A French computational and applied mathematics professor whose office is down the hall stopped me on Monday and asked if I could explain Thanksgiving Day. Over the last year I have become his unofficial interpreter – not of language, for his English is flawless, but of American culture and folkways. I began with a digression on religious persecution, the Pilgrims, the Wampanoags, tough New England winters and the proto-Thanksgiving gorgefest, and from there the conversation ranged from cranberry sauce to genocide.
“So, the Indians saved the Pilgrims’ lives and the Indians are killed and this is why you have a holiday with large meals?” Jean-David asked, reasonably.
“The short answer is yes,” I said. “The long answer is, everything Americans do is riddled with contradiction. Don’t look for purity.”
My friend scratched his crewcut, wished me “Happy Thanksgiving,” and walked back to his office – another triumph for international relations. Despite sentimentality and the poultry lobby, Thanksgiving will always remain a second-tier holiday, one that has not fared well in a secular age, and for these reasons I work hard to enjoy it. A day off from work, yes. Good food and lots of it, yes. An occasion for formally reviewing one’s reasons for gratitude, of course. But I dislike parades, football and ersatz bonhomie, so what does that leave me?
A writer I admire, Verlyn Klinkenborg, has a partial answer. Since I read his first book, Making Hay, more than 20 years ago, I’ve loyally followed his work, which nicely balances the poetic and the journalistic, Thoreau and A.J. Liebling. He is E.B. White without the ickiness. In 1991, I wrote an enthusiastic review of The Last Fine Time. Since 1997 he has been a member of the editorial board at The New York Times. Klinkenborg lives in rural Columbia County, not far from where I lived in upstate New York for almost 19 years. In 2003 he published The Rural Life, a collection of Times pieces about life on his farm, arranged around the cycle of the seasons. Here’s Klinkenborg on Thanksgiving Day:

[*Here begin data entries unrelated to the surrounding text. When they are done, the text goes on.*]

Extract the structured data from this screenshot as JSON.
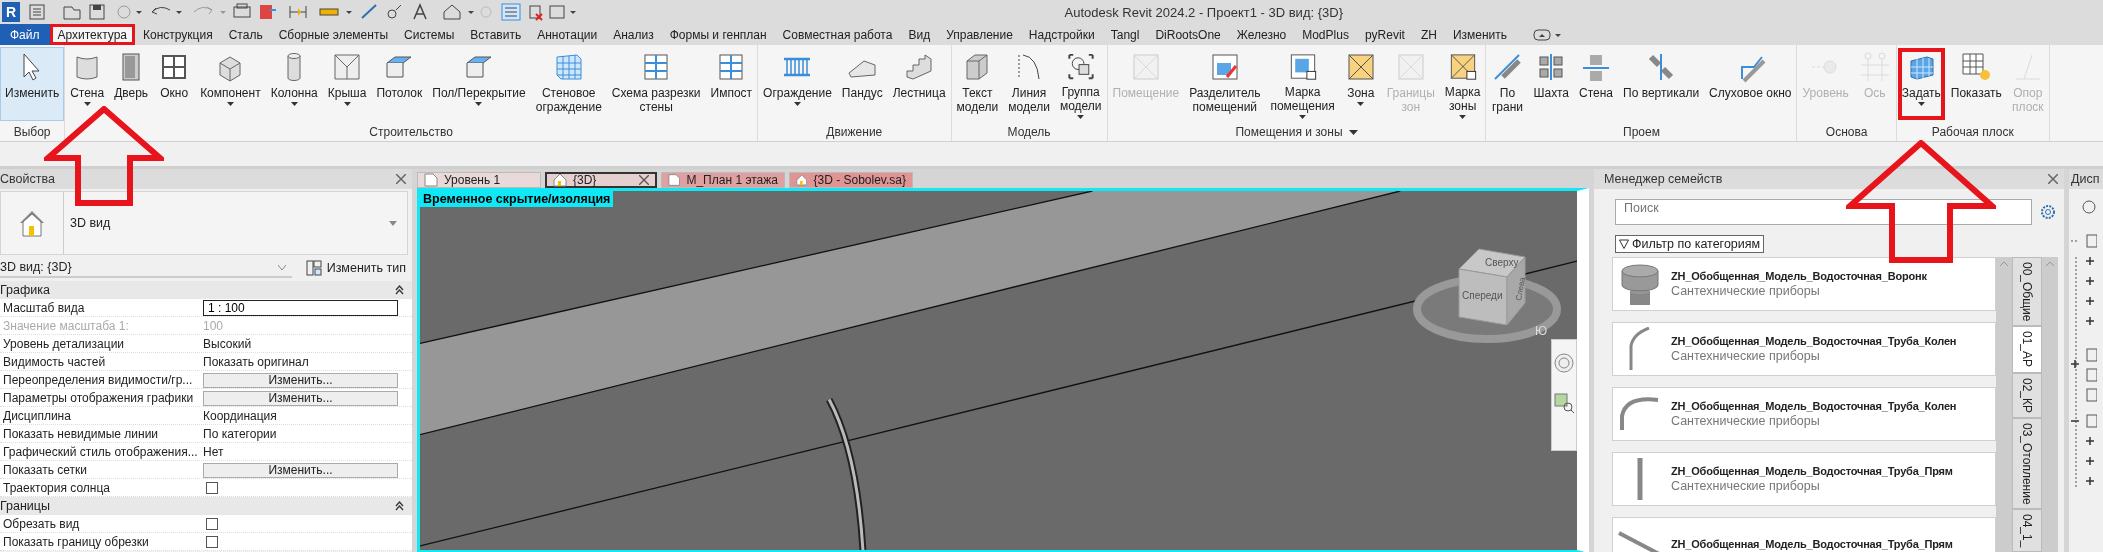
{
  "title_bar": {
    "logo": "R",
    "title": "Autodesk Revit 2024.2 - Проект1 - 3D вид: {3D}"
  },
  "menu_tabs": [
    {
      "label": "Файл",
      "kind": "file",
      "selected": false
    },
    {
      "label": "Архитектура",
      "kind": "tab",
      "selected": true
    },
    {
      "label": "Конструкция",
      "kind": "tab",
      "selected": false
    },
    {
      "label": "Сталь",
      "kind": "tab",
      "selected": false
    },
    {
      "label": "Сборные элементы",
      "kind": "tab",
      "selected": false
    },
    {
      "label": "Системы",
      "kind": "tab",
      "selected": false
    },
    {
      "label": "Вставить",
      "kind": "tab",
      "selected": false
    },
    {
      "label": "Аннотации",
      "kind": "tab",
      "selected": false
    },
    {
      "label": "Анализ",
      "kind": "tab",
      "selected": false
    },
    {
      "label": "Формы и генплан",
      "kind": "tab",
      "selected": false
    },
    {
      "label": "Совместная работа",
      "kind": "tab",
      "selected": false
    },
    {
      "label": "Вид",
      "kind": "tab",
      "selected": false
    },
    {
      "label": "Управление",
      "kind": "tab",
      "selected": false
    },
    {
      "label": "Надстройки",
      "kind": "tab",
      "selected": false
    },
    {
      "label": "Tangl",
      "kind": "tab",
      "selected": false
    },
    {
      "label": "DiRootsOne",
      "kind": "tab",
      "selected": false
    },
    {
      "label": "Железно",
      "kind": "tab",
      "selected": false
    },
    {
      "label": "ModPlus",
      "kind": "tab",
      "selected": false
    },
    {
      "label": "pyRevit",
      "kind": "tab",
      "selected": false
    },
    {
      "label": "ZH",
      "kind": "tab",
      "selected": false
    },
    {
      "label": "Изменить",
      "kind": "tab",
      "selected": false
    }
  ],
  "ribbon_groups": [
    {
      "title": "Выбор",
      "dropdown": false,
      "buttons": [
        {
          "lines": [
            "Изменить"
          ],
          "dropdown": false,
          "disabled": false,
          "active": true
        }
      ]
    },
    {
      "title": "Строительство",
      "dropdown": false,
      "buttons": [
        {
          "lines": [
            "Стена"
          ],
          "dropdown": true,
          "disabled": false,
          "active": false
        },
        {
          "lines": [
            "Дверь"
          ],
          "dropdown": false,
          "disabled": false,
          "active": false
        },
        {
          "lines": [
            "Окно"
          ],
          "dropdown": false,
          "disabled": false,
          "active": false
        },
        {
          "lines": [
            "Компонент"
          ],
          "dropdown": true,
          "disabled": false,
          "active": false
        },
        {
          "lines": [
            "Колонна"
          ],
          "dropdown": true,
          "disabled": false,
          "active": false
        },
        {
          "lines": [
            "Крыша"
          ],
          "dropdown": true,
          "disabled": false,
          "active": false
        },
        {
          "lines": [
            "Потолок"
          ],
          "dropdown": false,
          "disabled": false,
          "active": false
        },
        {
          "lines": [
            "Пол/Перекрытие"
          ],
          "dropdown": true,
          "disabled": false,
          "active": false
        },
        {
          "lines": [
            "Стеновое",
            "ограждение"
          ],
          "dropdown": false,
          "disabled": false,
          "active": false
        },
        {
          "lines": [
            "Схема разрезки",
            "стены"
          ],
          "dropdown": false,
          "disabled": false,
          "active": false
        },
        {
          "lines": [
            "Импост"
          ],
          "dropdown": false,
          "disabled": false,
          "active": false
        }
      ]
    },
    {
      "title": "Движение",
      "dropdown": false,
      "buttons": [
        {
          "lines": [
            "Ограждение"
          ],
          "dropdown": true,
          "disabled": false,
          "active": false
        },
        {
          "lines": [
            "Пандус"
          ],
          "dropdown": false,
          "disabled": false,
          "active": false
        },
        {
          "lines": [
            "Лестница"
          ],
          "dropdown": false,
          "disabled": false,
          "active": false
        }
      ]
    },
    {
      "title": "Модель",
      "dropdown": false,
      "buttons": [
        {
          "lines": [
            "Текст",
            "модели"
          ],
          "dropdown": false,
          "disabled": false,
          "active": false
        },
        {
          "lines": [
            "Линия",
            "модели"
          ],
          "dropdown": false,
          "disabled": false,
          "active": false
        },
        {
          "lines": [
            "Группа",
            "модели"
          ],
          "dropdown": true,
          "disabled": false,
          "active": false
        }
      ]
    },
    {
      "title": "Помещения и зоны",
      "dropdown": true,
      "buttons": [
        {
          "lines": [
            "Помещение"
          ],
          "dropdown": false,
          "disabled": true,
          "active": false
        },
        {
          "lines": [
            "Разделитель",
            "помещений"
          ],
          "dropdown": false,
          "disabled": false,
          "active": false
        },
        {
          "lines": [
            "Марка",
            "помещения"
          ],
          "dropdown": true,
          "disabled": false,
          "active": false
        },
        {
          "lines": [
            "Зона"
          ],
          "dropdown": true,
          "disabled": false,
          "active": false
        },
        {
          "lines": [
            "Границы",
            "зон"
          ],
          "dropdown": false,
          "disabled": true,
          "active": false
        },
        {
          "lines": [
            "Марка",
            "зоны"
          ],
          "dropdown": true,
          "disabled": false,
          "active": false
        }
      ]
    },
    {
      "title": "Проем",
      "dropdown": false,
      "buttons": [
        {
          "lines": [
            "По",
            "грани"
          ],
          "dropdown": false,
          "disabled": false,
          "active": false
        },
        {
          "lines": [
            "Шахта"
          ],
          "dropdown": false,
          "disabled": false,
          "active": false
        },
        {
          "lines": [
            "Стена"
          ],
          "dropdown": false,
          "disabled": false,
          "active": false
        },
        {
          "lines": [
            "По вертикали"
          ],
          "dropdown": false,
          "disabled": false,
          "active": false
        },
        {
          "lines": [
            "Слуховое окно"
          ],
          "dropdown": false,
          "disabled": false,
          "active": false
        }
      ]
    },
    {
      "title": "Основа",
      "dropdown": false,
      "buttons": [
        {
          "lines": [
            "Уровень"
          ],
          "dropdown": false,
          "disabled": true,
          "active": false
        },
        {
          "lines": [
            "Ось"
          ],
          "dropdown": false,
          "disabled": true,
          "active": false
        }
      ]
    },
    {
      "title": "Рабочая плоск",
      "dropdown": false,
      "buttons": [
        {
          "lines": [
            "Задать"
          ],
          "dropdown": true,
          "disabled": false,
          "active": false
        },
        {
          "lines": [
            "Показать"
          ],
          "dropdown": false,
          "disabled": false,
          "active": false
        },
        {
          "lines": [
            "Опор",
            "плоск"
          ],
          "dropdown": false,
          "disabled": true,
          "active": false
        }
      ]
    }
  ],
  "properties": {
    "title": "Свойства",
    "type_name": "3D вид",
    "instance_selector": "3D вид: {3D}",
    "edit_type": "Изменить тип",
    "sections": [
      {
        "title": "Графика",
        "expanded": true,
        "rows": [
          {
            "name": "Масштаб вида",
            "kind": "input",
            "value": "1 : 100",
            "disabled": false
          },
          {
            "name": "Значение масштаба    1:",
            "kind": "text",
            "value": "100",
            "disabled": true
          },
          {
            "name": "Уровень детализации",
            "kind": "text",
            "value": "Высокий",
            "disabled": false
          },
          {
            "name": "Видимость частей",
            "kind": "text",
            "value": "Показать оригинал",
            "disabled": false
          },
          {
            "name": "Переопределения видимости/гр...",
            "kind": "button",
            "value": "Изменить...",
            "disabled": false
          },
          {
            "name": "Параметры отображения графики",
            "kind": "button",
            "value": "Изменить...",
            "disabled": false
          },
          {
            "name": "Дисциплина",
            "kind": "text",
            "value": "Координация",
            "disabled": false
          },
          {
            "name": "Показать невидимые линии",
            "kind": "text",
            "value": "По категории",
            "disabled": false
          },
          {
            "name": "Графический стиль отображения...",
            "kind": "text",
            "value": "Нет",
            "disabled": false
          },
          {
            "name": "Показать сетки",
            "kind": "button",
            "value": "Изменить...",
            "disabled": false
          },
          {
            "name": "Траектория солнца",
            "kind": "checkbox",
            "checked": false,
            "disabled": false
          }
        ]
      },
      {
        "title": "Границы",
        "expanded": true,
        "rows": [
          {
            "name": "Обрезать вид",
            "kind": "checkbox",
            "checked": false,
            "disabled": false
          },
          {
            "name": "Показать границу обрезки",
            "kind": "checkbox",
            "checked": false,
            "disabled": false
          }
        ]
      }
    ]
  },
  "view_tabs": [
    {
      "label": "Уровень 1",
      "kind": "plan",
      "selected": false,
      "color": "#ead9d9"
    },
    {
      "label": "{3D}",
      "kind": "perspective",
      "selected": true,
      "color": "#e6cfcf"
    },
    {
      "label": "М_План 1 этажа",
      "kind": "plan",
      "selected": false,
      "color": "#e0a0a0"
    },
    {
      "label": "{3D - Sobolev.sa}",
      "kind": "perspective",
      "selected": false,
      "color": "#e09494"
    }
  ],
  "viewport": {
    "badge": "Временное скрытие/изоляция",
    "view_cube": {
      "top": "Сверху",
      "left": "Слева",
      "front": "Спереди",
      "south": "Ю"
    }
  },
  "family_manager": {
    "title": "Менеджер семейств",
    "search_placeholder": "Поиск",
    "filter": "Фильтр по категориям",
    "items": [
      {
        "name": "ZH_Обобщенная_Модель_Водосточная_Воронк",
        "category": "Сантехнические приборы",
        "kind": "funnel"
      },
      {
        "name": "ZH_Обобщенная_Модель_Водосточная_Труба_Колен",
        "category": "Сантехнические приборы",
        "kind": "bend"
      },
      {
        "name": "ZH_Обобщенная_Модель_Водосточная_Труба_Колен",
        "category": "Сантехнические приборы",
        "kind": "arc"
      },
      {
        "name": "ZH_Обобщенная_Модель_Водосточная_Труба_Прям",
        "category": "Сантехнические приборы",
        "kind": "straight"
      },
      {
        "name": "ZH_Обобщенная_Модель_Водосточная_Труба_Прям",
        "kind": "diagonal"
      }
    ],
    "tabs": [
      {
        "label": "00_Общие",
        "selected": false
      },
      {
        "label": "01_АР",
        "selected": true
      },
      {
        "label": "02_КР",
        "selected": false
      },
      {
        "label": "03_Отопление",
        "selected": false
      },
      {
        "label": "04_1_",
        "selected": false
      }
    ]
  },
  "dispatcher": {
    "title": "Дисп"
  }
}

“Sitting down to the big meal seems like the crux of Thanksgiving, but it really comes a couple of hours later. The pumpkin pie is gone, the dishes are done, the dogs and overnight guests are napping, and there’s a strange vacancy in the afternoon light. For a moment the year halts, a moment when the wakeful aren’t quite sure what to do with themselves. In that instant, that hollow in time, you find yourself listening to the unnatural stillness of the afternoon, pausing to look closely at the world around you. That’s all the celebration necessary on this most modest, most poignant of days.”
Klinkenborg is refreshingly accepting of Thanksgiving as it’s sold to us – no sermons on materialism and overindulgence. Without a mention of giving thanks, he suggests – “pausing to look closely at the world around you” – that counting our blessings might be in order. And when he writes of “a strange vacancy in the afternoon light,” I recognize it because I’ve seen it and because I’ve read Emily Dickinson:
“There's a certain slant of light,
On winter afternoons
That oppresses, like the weight
Of cathedral tunes.”
On Wednesday, Joseph Epstein had a good piece about Thanksgiving in the Wall Street Journal. Here’s a taste, which I heartily second:
“I wish the poet W. H. Auden were still alive, so that he might be at the same table where I eat my Thanksgiving dinner. Auden, I think, nicely captured the spirit of Thanksgiving when he wrote that, in prayer, it is best to get the begging part over with quickly and get on to the gratitude part. He also wrote, `let all your thinks be thanks.’
“To be living in a prosperous and boundlessly interesting country, at a time of high technological achievement, and of widening tolerance -- much to be thankful for here. ‘Wystan,’ I'd like to tell the poet, `you got it right, kid. Now how about a drumstick.’”